The elements of the crime of criminal impersonation are: 1. That the defendant, 2. in the State of Colorado, at or about the date and place charged, 3. knowingly assumed a false or fictitious [identity] [capacity], and 4. in such [identity] [capacity], 5. [[married] [pretended to marry] [sustained the marriage relation toward] another, without the connivance of the other.] -or- [became bail or surety for a party to a [civil] [criminal] action or proceeding, before a court or officer authorized to take the bail or surety.] -or- [confessed a judgment with intent that the judgment be delivered as true.] -or- [[subscribed] [verified] [published] [acknowledged] [proved] a written instrument which by law may be recorded, with intent that the instrument be delivered as true.] -or- [did any act which, if done by the person falsely impersonated would subject such person to a [[civil] [criminal] action or special proceeding] [liability] [charge] [forfeiture] [penalty].] -or- [did any act with intent to [unlawfully gain a benefit for himself or another] [[injure] [defraud] another].] 6. [without the affirmative defense in instruction number .] After considering all the evidence, if you decide the prosecution has proven each of the elements beyond a reasonable doubt, you should find the defendant guilty of criminal impersonation. After considering all the evidence, if you decide the prosecution has failed to prove any one or more of the elements beyond a reasonable doubt, you should find the defendant not guilty of criminal impersonation. NOTES ON USE Delete inapplicable bracketed material. The definitions of ?knowingly? and ?with intent? should be given with this instruction.

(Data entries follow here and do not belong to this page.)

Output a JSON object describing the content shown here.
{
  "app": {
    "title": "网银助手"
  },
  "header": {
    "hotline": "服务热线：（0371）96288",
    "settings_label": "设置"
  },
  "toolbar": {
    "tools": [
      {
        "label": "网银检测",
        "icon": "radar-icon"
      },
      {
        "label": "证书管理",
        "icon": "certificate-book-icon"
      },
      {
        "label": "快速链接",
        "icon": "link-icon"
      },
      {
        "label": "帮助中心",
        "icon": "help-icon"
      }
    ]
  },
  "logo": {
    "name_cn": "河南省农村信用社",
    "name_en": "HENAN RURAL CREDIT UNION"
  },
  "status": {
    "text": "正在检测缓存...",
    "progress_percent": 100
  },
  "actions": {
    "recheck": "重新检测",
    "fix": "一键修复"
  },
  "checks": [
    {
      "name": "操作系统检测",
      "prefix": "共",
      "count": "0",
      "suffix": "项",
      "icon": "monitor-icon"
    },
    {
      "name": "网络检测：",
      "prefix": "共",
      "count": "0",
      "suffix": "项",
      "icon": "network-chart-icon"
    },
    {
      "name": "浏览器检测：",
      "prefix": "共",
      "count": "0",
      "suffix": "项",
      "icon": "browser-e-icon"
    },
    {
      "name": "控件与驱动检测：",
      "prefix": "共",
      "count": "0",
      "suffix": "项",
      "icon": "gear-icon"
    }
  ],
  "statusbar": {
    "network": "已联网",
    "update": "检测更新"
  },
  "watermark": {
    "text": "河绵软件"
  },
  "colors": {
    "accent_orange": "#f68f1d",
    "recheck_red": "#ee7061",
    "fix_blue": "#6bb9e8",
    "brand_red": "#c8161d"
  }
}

To begin the process of analyzing your case, think about your case from the perspective of the prosecutor. Think about the facts that the prosecutor will have to prove to establish each element. Next, sit down with your Denver CO Criminal Defense Attorney and talk about some of the legal ways that you can use to counter the prosecutor’s evidence. Talk to your attorney about whether he thinks any of the prosecutor’s evidence can be kept out of court. For example, if you were illegally searched, your attorney may be able to keep the things that were found, as a result of that illegal search, out of court. Additionally, talk to your attorney about whether you have any defenses to Criminal Impersonation.
Don’t Forget about Immigration:
If you are not a U.S. citizen, be sure to ask your attorney whether your charges will trigger deportation if you are found guilty or plea to the charge.
The information in this post is for informational purposes only and should not be construed as legal advice or as the creation of an attorney-client relationship. For legal advice, please contact an Attorney.